Dataset rows for apps and sites
%%

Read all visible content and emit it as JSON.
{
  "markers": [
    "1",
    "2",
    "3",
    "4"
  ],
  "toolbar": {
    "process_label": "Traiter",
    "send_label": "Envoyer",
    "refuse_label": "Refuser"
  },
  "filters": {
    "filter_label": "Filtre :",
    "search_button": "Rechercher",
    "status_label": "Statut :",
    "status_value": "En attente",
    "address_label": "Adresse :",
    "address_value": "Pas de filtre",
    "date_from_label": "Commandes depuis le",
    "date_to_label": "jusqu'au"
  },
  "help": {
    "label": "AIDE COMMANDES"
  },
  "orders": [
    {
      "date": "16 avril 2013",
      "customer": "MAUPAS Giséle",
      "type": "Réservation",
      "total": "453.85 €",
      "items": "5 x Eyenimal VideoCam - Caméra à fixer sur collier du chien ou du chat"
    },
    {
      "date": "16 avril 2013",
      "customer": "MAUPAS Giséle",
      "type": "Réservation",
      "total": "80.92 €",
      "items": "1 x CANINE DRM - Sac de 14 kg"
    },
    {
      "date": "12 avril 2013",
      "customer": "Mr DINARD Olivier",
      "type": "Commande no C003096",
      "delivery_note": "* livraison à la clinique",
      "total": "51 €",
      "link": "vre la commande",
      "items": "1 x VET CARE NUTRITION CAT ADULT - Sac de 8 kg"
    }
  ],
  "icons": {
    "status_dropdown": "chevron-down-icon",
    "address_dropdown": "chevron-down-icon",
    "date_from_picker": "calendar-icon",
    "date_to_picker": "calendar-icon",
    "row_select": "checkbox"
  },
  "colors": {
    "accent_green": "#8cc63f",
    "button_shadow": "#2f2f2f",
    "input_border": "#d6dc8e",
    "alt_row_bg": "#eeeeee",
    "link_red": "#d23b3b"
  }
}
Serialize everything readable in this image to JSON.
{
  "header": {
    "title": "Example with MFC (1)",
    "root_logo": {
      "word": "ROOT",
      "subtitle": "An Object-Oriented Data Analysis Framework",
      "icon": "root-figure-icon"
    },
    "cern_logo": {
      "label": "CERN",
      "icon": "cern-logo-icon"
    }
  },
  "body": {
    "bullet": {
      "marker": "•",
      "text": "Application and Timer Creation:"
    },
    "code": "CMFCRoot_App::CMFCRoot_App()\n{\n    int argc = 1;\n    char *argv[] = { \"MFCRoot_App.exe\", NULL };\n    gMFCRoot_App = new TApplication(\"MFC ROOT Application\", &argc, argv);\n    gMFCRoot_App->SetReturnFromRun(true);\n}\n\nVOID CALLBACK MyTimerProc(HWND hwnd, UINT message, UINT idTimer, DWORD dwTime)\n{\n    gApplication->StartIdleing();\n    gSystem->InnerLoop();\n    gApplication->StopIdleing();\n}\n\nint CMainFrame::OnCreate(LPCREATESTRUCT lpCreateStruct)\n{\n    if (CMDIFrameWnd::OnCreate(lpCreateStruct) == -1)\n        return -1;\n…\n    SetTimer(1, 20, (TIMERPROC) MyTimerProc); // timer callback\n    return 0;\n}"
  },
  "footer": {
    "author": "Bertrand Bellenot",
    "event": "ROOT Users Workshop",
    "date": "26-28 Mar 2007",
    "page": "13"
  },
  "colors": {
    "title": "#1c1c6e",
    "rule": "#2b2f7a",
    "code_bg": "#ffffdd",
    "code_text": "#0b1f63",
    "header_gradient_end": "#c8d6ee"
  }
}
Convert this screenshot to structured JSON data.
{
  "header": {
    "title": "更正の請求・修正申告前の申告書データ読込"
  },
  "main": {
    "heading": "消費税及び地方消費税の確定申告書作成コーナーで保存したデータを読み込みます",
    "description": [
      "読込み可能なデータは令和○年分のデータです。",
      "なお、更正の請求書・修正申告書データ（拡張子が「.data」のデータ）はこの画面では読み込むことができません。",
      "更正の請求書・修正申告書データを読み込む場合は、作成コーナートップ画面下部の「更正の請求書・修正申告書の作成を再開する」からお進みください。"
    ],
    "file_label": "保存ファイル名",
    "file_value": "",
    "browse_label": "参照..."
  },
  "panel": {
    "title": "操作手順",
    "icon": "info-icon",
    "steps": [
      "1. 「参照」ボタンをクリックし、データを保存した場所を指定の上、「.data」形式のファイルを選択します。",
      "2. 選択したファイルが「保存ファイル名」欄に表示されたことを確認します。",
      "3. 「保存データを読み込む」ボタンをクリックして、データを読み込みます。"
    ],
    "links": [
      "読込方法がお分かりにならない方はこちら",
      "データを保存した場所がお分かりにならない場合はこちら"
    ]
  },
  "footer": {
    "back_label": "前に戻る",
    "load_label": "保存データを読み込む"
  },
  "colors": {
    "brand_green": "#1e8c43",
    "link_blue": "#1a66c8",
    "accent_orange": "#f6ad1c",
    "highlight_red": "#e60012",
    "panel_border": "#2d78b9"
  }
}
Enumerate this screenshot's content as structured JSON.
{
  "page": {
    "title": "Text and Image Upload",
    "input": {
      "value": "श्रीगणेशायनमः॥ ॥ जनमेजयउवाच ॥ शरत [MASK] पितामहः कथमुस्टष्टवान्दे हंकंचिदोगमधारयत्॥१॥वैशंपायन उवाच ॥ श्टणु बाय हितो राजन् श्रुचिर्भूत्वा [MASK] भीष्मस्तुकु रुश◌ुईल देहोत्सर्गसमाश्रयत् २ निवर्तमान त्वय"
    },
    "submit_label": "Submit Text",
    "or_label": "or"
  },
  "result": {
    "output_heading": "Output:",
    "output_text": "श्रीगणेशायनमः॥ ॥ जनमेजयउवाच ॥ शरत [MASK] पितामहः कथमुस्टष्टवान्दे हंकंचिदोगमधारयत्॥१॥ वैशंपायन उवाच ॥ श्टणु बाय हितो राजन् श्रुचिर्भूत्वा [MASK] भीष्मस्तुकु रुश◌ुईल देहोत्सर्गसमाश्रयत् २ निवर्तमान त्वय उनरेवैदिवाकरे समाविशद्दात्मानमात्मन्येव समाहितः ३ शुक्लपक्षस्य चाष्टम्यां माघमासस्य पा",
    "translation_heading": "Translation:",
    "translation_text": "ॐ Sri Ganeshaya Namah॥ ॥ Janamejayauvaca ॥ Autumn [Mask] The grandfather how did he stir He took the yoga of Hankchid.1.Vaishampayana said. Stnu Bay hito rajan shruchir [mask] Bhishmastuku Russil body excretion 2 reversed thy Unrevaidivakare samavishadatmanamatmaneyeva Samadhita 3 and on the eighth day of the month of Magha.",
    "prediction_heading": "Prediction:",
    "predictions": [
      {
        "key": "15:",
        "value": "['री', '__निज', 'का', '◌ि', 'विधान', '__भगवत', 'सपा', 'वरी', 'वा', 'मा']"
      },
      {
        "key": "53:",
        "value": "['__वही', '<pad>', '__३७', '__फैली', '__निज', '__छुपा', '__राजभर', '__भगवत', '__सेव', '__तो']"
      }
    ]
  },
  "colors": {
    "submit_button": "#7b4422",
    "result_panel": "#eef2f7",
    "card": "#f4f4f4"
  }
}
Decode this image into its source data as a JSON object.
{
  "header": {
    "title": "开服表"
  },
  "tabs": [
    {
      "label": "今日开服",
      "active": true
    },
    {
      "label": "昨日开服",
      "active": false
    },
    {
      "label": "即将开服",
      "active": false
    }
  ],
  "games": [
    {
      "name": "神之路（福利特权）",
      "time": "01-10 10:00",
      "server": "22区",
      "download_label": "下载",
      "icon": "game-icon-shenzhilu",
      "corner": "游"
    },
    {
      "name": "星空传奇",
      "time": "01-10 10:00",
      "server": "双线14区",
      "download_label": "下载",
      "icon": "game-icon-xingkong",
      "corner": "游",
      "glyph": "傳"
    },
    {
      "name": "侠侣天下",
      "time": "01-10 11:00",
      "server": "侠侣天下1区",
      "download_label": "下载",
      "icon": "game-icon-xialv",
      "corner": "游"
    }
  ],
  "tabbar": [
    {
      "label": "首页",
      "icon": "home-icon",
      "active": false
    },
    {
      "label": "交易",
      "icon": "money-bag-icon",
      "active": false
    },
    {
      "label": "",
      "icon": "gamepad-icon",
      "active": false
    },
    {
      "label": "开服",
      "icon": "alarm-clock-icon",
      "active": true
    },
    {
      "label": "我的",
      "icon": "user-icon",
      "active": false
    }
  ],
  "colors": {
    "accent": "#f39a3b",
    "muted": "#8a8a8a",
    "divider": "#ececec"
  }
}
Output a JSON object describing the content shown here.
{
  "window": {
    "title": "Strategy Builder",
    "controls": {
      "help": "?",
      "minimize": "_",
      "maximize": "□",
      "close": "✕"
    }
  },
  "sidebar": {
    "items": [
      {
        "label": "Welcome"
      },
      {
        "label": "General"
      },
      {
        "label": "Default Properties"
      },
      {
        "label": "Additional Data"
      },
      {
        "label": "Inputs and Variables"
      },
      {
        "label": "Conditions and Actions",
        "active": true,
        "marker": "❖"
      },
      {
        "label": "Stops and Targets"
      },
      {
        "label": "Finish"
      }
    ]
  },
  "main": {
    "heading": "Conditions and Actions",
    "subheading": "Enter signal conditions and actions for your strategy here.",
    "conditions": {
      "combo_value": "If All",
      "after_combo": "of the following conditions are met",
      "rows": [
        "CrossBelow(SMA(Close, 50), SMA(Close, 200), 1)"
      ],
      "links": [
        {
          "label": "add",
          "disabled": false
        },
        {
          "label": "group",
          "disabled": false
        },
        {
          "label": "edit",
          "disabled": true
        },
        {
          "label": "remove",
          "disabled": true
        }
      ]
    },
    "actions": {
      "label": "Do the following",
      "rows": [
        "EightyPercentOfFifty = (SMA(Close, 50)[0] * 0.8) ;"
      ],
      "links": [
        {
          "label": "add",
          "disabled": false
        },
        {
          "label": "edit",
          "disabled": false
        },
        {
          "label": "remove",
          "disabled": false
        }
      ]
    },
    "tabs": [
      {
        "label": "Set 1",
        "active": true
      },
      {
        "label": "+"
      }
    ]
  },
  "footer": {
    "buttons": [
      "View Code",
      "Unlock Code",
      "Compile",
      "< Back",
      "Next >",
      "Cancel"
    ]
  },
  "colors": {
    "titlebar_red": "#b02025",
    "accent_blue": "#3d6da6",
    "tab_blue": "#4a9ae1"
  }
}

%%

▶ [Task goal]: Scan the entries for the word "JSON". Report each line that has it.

▶ [Expected output]:
Read all visible content and emit it as JSON.
Serialize everything readable in this image to JSON.
Convert this screenshot to structured JSON data.
Enumerate this screenshot's content as structured JSON.
Decode this image into its source data as a JSON object.
Output a JSON object describing the content shown here.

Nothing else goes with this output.